Task details
The expected output is every line of the data exactly as shown, minus the images.

Stored data
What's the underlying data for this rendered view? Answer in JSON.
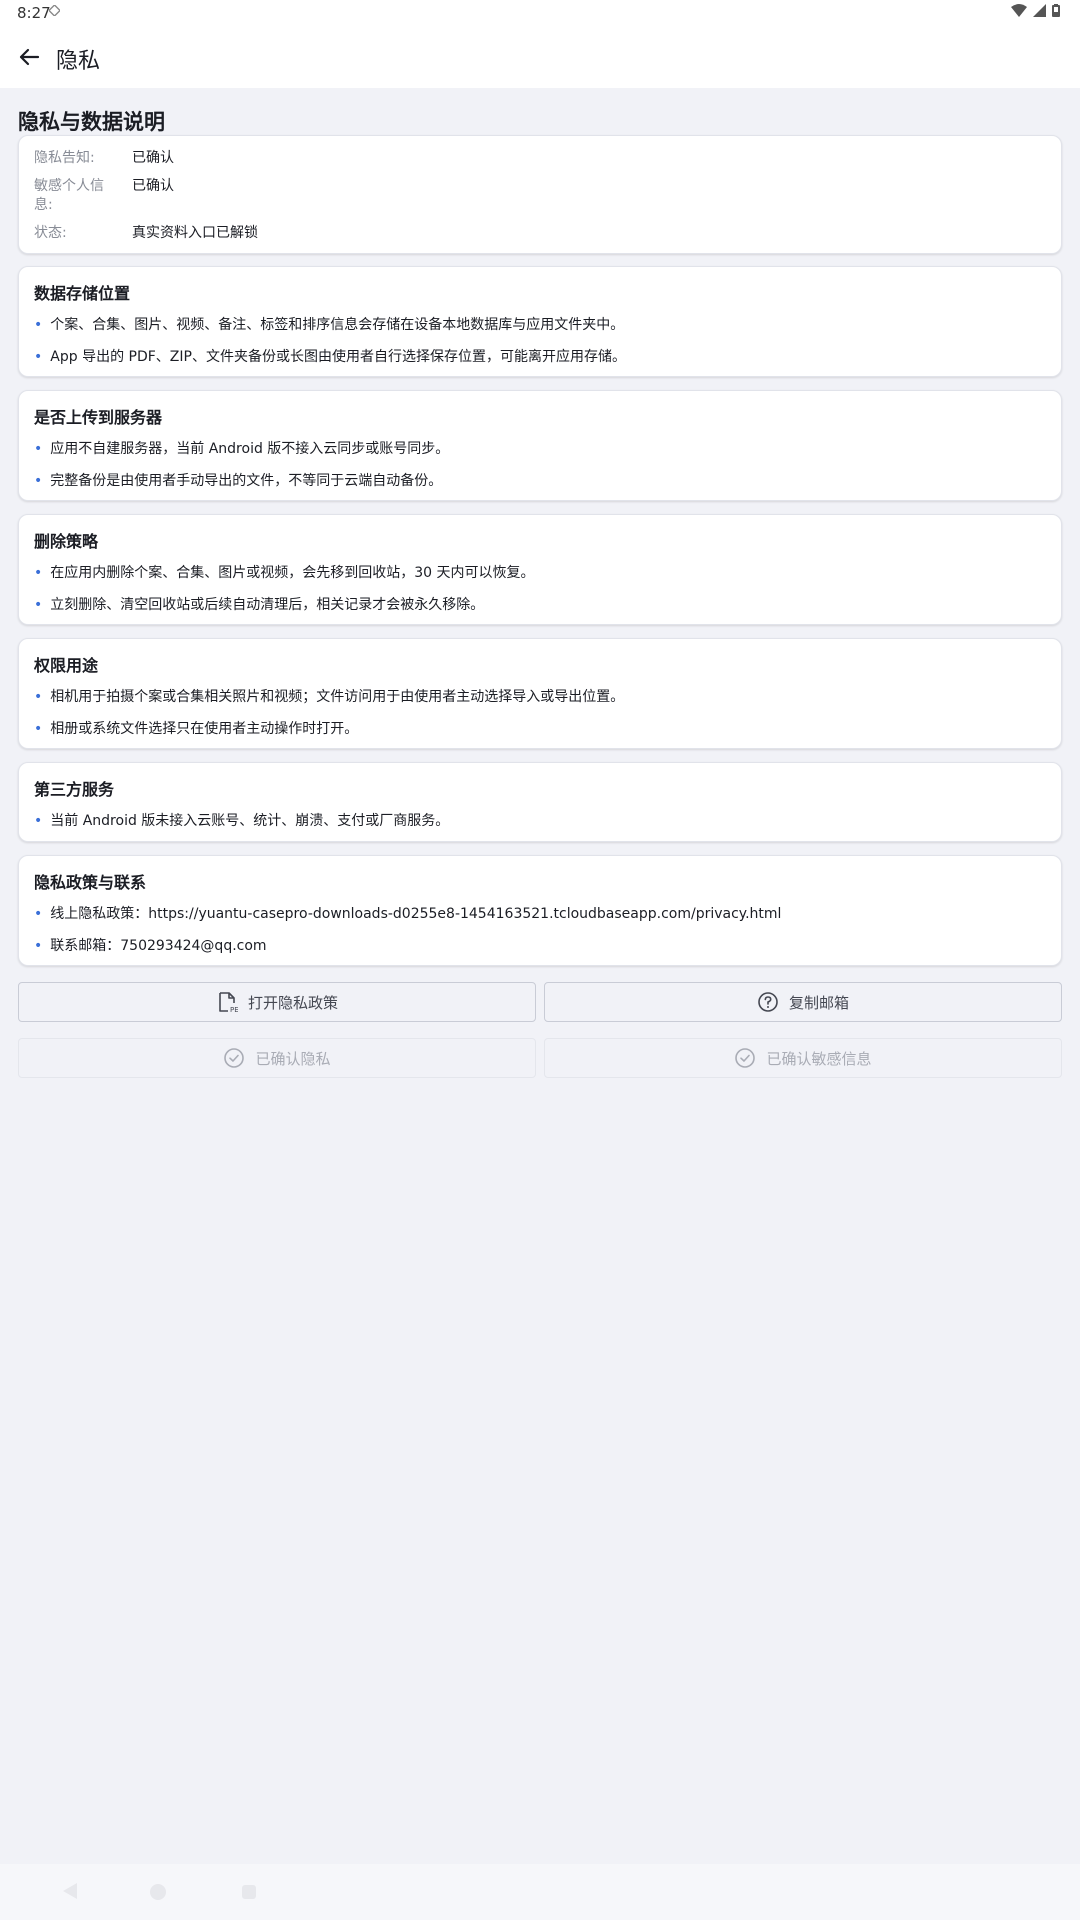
{
  "status_bar": {
    "time": "8:27"
  },
  "app_bar": {
    "title": "隐私"
  },
  "page": {
    "heading": "隐私与数据说明"
  },
  "summary": {
    "rows": [
      {
        "label": "隐私告知:",
        "value": "已确认"
      },
      {
        "label": "敏感个人信息:",
        "value": "已确认"
      },
      {
        "label": "状态:",
        "value": "真实资料入口已解锁"
      }
    ]
  },
  "sections": [
    {
      "title": "数据存储位置",
      "bullets": [
        "个案、合集、图片、视频、备注、标签和排序信息会存储在设备本地数据库与应用文件夹中。",
        "App 导出的 PDF、ZIP、文件夹备份或长图由使用者自行选择保存位置，可能离开应用存储。"
      ]
    },
    {
      "title": "是否上传到服务器",
      "bullets": [
        "应用不自建服务器，当前 Android 版不接入云同步或账号同步。",
        "完整备份是由使用者手动导出的文件，不等同于云端自动备份。"
      ]
    },
    {
      "title": "删除策略",
      "bullets": [
        "在应用内删除个案、合集、图片或视频，会先移到回收站，30 天内可以恢复。",
        "立刻删除、清空回收站或后续自动清理后，相关记录才会被永久移除。"
      ]
    },
    {
      "title": "权限用途",
      "bullets": [
        "相机用于拍摄个案或合集相关照片和视频；文件访问用于由使用者主动选择导入或导出位置。",
        "相册或系统文件选择只在使用者主动操作时打开。"
      ]
    },
    {
      "title": "第三方服务",
      "bullets": [
        "当前 Android 版未接入云账号、统计、崩溃、支付或厂商服务。"
      ]
    },
    {
      "title": "隐私政策与联系",
      "bullets": [
        "线上隐私政策：https://yuantu-casepro-downloads-d0255e8-1454163521.tcloudbaseapp.com/privacy.html",
        "联系邮箱：750293424@qq.com"
      ]
    }
  ],
  "buttons": {
    "open_policy": "打开隐私政策",
    "copy_email": "复制邮箱",
    "confirmed_privacy": "已确认隐私",
    "confirmed_sensitive": "已确认敏感信息"
  },
  "colors": {
    "accent": "#3a6fd8",
    "background": "#f1f2f7"
  }
}
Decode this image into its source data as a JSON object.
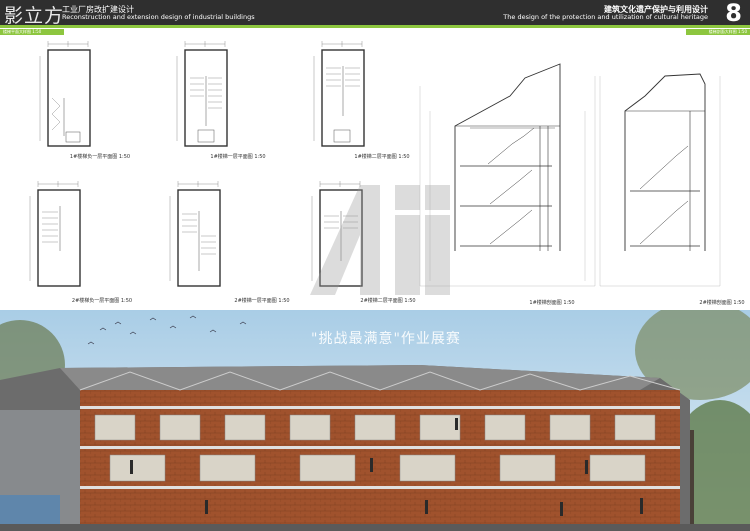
{
  "header": {
    "logo": "影立方",
    "title_cn": "工业厂房改扩建设计",
    "title_en": "Reconstruction and extension design of industrial buildings",
    "course_cn": "建筑文化遗产保护与利用设计",
    "course_en": "The design of the protection and utilization of cultural heritage",
    "page_number": "8"
  },
  "tags": {
    "left": "楼梯平面大样图 1:50",
    "right": "楼梯剖面大样图 1:50"
  },
  "captions": {
    "plan_1_basement": "1#楼梯负一层平面图 1:50",
    "plan_1_first": "1#楼梯一层平面图 1:50",
    "plan_1_second": "1#楼梯二层平面图 1:50",
    "plan_2_basement": "2#楼梯负一层平面图 1:50",
    "plan_2_first": "2#楼梯一层平面图 1:50",
    "plan_2_second": "2#楼梯二层平面图 1:50",
    "section_1": "1#楼梯剖面图 1:50",
    "section_2": "2#楼梯剖面图 1:50"
  },
  "watermark": {
    "text": "\"挑战最满意\"作业展赛"
  },
  "colors": {
    "header_bg": "#2f2f2f",
    "accent": "#8dc63f",
    "brick": "#a0522d",
    "sky": "#bcd7ea"
  },
  "icons": {
    "watermark_logo": "watermark-logo-icon"
  }
}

Your response
What's the underlying data for this rendered view? Answer in JSON.
{
  "status_bar": {
    "time": "8:27"
  },
  "app_bar": {
    "title": "隐私"
  },
  "page": {
    "heading": "隐私与数据说明"
  },
  "summary": {
    "rows": [
      {
        "label": "隐私告知:",
        "value": "已确认"
      },
      {
        "label": "敏感个人信息:",
        "value": "已确认"
      },
      {
        "label": "状态:",
        "value": "真实资料入口已解锁"
      }
    ]
  },
  "sections": [
    {
      "title": "数据存储位置",
      "bullets": [
        "个案、合集、图片、视频、备注、标签和排序信息会存储在设备本地数据库与应用文件夹中。",
        "App 导出的 PDF、ZIP、文件夹备份或长图由使用者自行选择保存位置，可能离开应用存储。"
      ]
    },
    {
      "title": "是否上传到服务器",
      "bullets": [
        "应用不自建服务器，当前 Android 版不接入云同步或账号同步。",
        "完整备份是由使用者手动导出的文件，不等同于云端自动备份。"
      ]
    },
    {
      "title": "删除策略",
      "bullets": [
        "在应用内删除个案、合集、图片或视频，会先移到回收站，30 天内可以恢复。",
        "立刻删除、清空回收站或后续自动清理后，相关记录才会被永久移除。"
      ]
    },
    {
      "title": "权限用途",
      "bullets": [
        "相机用于拍摄个案或合集相关照片和视频；文件访问用于由使用者主动选择导入或导出位置。",
        "相册或系统文件选择只在使用者主动操作时打开。"
      ]
    },
    {
      "title": "第三方服务",
      "bullets": [
        "当前 Android 版未接入云账号、统计、崩溃、支付或厂商服务。"
      ]
    },
    {
      "title": "隐私政策与联系",
      "bullets": [
        "线上隐私政策：https://yuantu-casepro-downloads-d0255e8-1454163521.tcloudbaseapp.com/privacy.html",
        "联系邮箱：750293424@qq.com"
      ]
    }
  ],
  "buttons": {
    "open_policy": "打开隐私政策",
    "copy_email": "复制邮箱",
    "confirmed_privacy": "已确认隐私",
    "confirmed_sensitive": "已确认敏感信息"
  },
  "colors": {
    "accent": "#3a6fd8",
    "background": "#f1f2f7"
  }
}
Decode this image into its source data as a JSON object.
{
  "header": {
    "logo": "影立方",
    "title_cn": "工业厂房改扩建设计",
    "title_en": "Reconstruction and extension design of industrial buildings",
    "course_cn": "建筑文化遗产保护与利用设计",
    "course_en": "The design of the protection and utilization of cultural heritage",
    "page_number": "8"
  },
  "tags": {
    "left": "楼梯平面大样图 1:50",
    "right": "楼梯剖面大样图 1:50"
  },
  "captions": {
    "plan_1_basement": "1#楼梯负一层平面图 1:50",
    "plan_1_first": "1#楼梯一层平面图 1:50",
    "plan_1_second": "1#楼梯二层平面图 1:50",
    "plan_2_basement": "2#楼梯负一层平面图 1:50",
    "plan_2_first": "2#楼梯一层平面图 1:50",
    "plan_2_second": "2#楼梯二层平面图 1:50",
    "section_1": "1#楼梯剖面图 1:50",
    "section_2": "2#楼梯剖面图 1:50"
  },
  "watermark": {
    "text": "\"挑战最满意\"作业展赛"
  },
  "colors": {
    "header_bg": "#2f2f2f",
    "accent": "#8dc63f",
    "brick": "#a0522d",
    "sky": "#bcd7ea"
  },
  "icons": {
    "watermark_logo": "watermark-logo-icon"
  }
}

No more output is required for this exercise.